== What you need to do ==
Images should be left out, and everything else in the listing reproduced exactly.

--- Task input Enclosed Below ---

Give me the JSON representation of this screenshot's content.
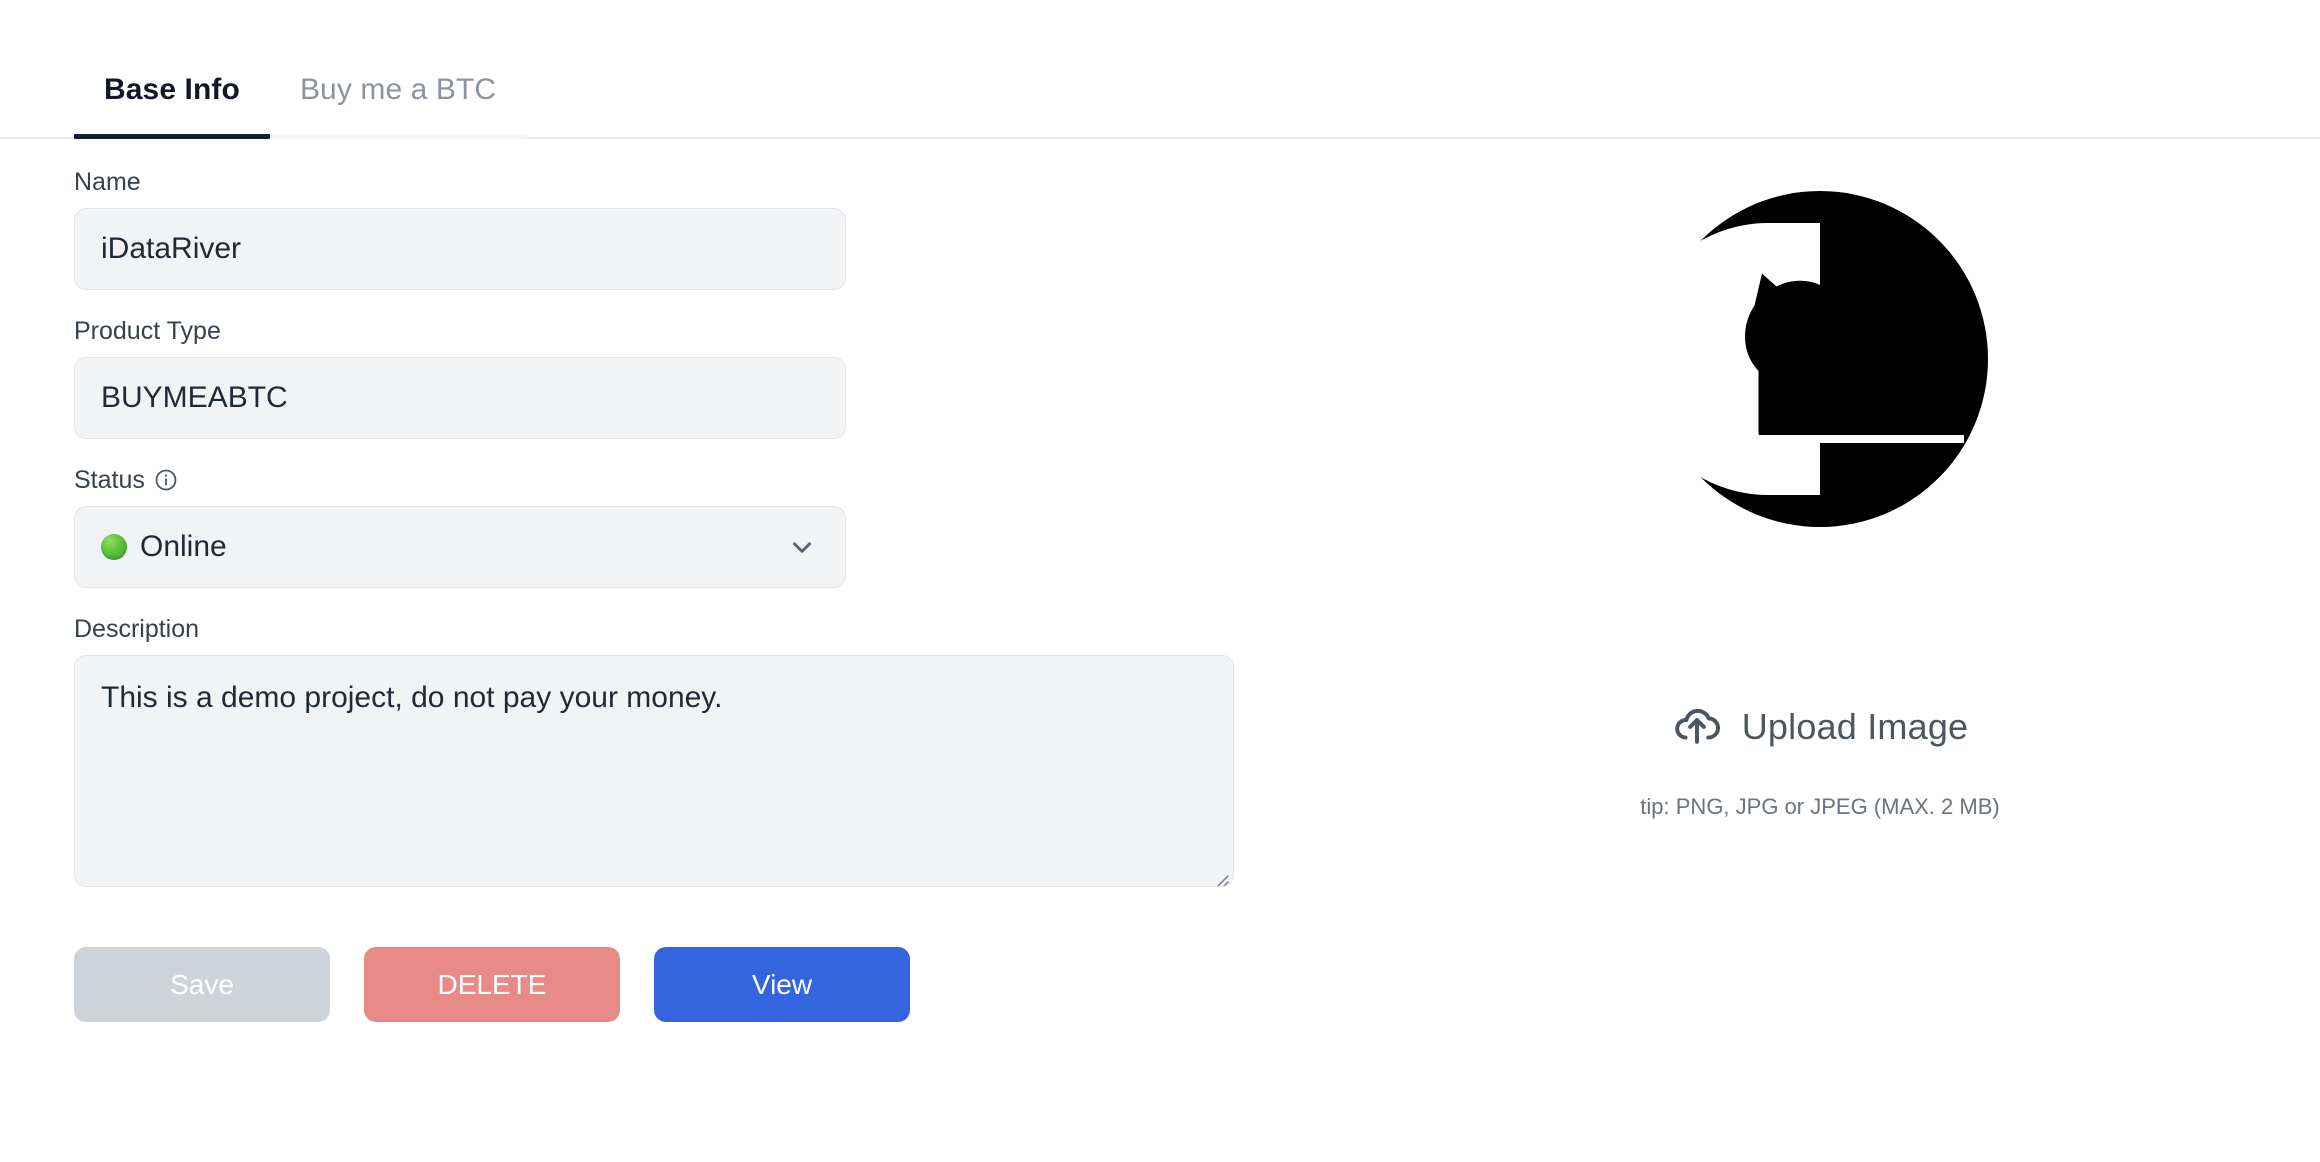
{
  "tabs": [
    {
      "label": "Base Info",
      "active": true
    },
    {
      "label": "Buy me a BTC",
      "active": false
    }
  ],
  "form": {
    "name": {
      "label": "Name",
      "value": "iDataRiver"
    },
    "product_type": {
      "label": "Product Type",
      "value": "BUYMEABTC"
    },
    "status": {
      "label": "Status",
      "info_icon": "info-circle-icon",
      "value": "Online",
      "dot_color": "#5cc13a",
      "chevron_icon": "chevron-down-icon"
    },
    "description": {
      "label": "Description",
      "value": "This is a demo project, do not pay your money."
    }
  },
  "actions": {
    "save": {
      "label": "Save",
      "color": "#ced3d9",
      "disabled": true
    },
    "delete": {
      "label": "DELETE",
      "color": "#e88a87"
    },
    "view": {
      "label": "View",
      "color": "#3464e0"
    }
  },
  "media": {
    "logo_icon": "cat-in-circle-logo",
    "upload": {
      "icon": "cloud-upload-icon",
      "label": "Upload Image"
    },
    "tip": "tip: PNG, JPG or JPEG (MAX. 2 MB)"
  }
}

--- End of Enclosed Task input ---

== Completed task ==
Give me the JSON representation of this screenshot's content.
{
  "tabs": [
    {
      "label": "Base Info",
      "active": true
    },
    {
      "label": "Buy me a BTC",
      "active": false
    }
  ],
  "form": {
    "name": {
      "label": "Name",
      "value": "iDataRiver"
    },
    "product_type": {
      "label": "Product Type",
      "value": "BUYMEABTC"
    },
    "status": {
      "label": "Status",
      "info_icon": "info-circle-icon",
      "value": "Online",
      "dot_color": "#5cc13a",
      "chevron_icon": "chevron-down-icon"
    },
    "description": {
      "label": "Description",
      "value": "This is a demo project, do not pay your money."
    }
  },
  "actions": {
    "save": {
      "label": "Save",
      "color": "#ced3d9",
      "disabled": true
    },
    "delete": {
      "label": "DELETE",
      "color": "#e88a87"
    },
    "view": {
      "label": "View",
      "color": "#3464e0"
    }
  },
  "media": {
    "logo_icon": "cat-in-circle-logo",
    "upload": {
      "icon": "cloud-upload-icon",
      "label": "Upload Image"
    },
    "tip": "tip: PNG, JPG or JPEG (MAX. 2 MB)"
  }
}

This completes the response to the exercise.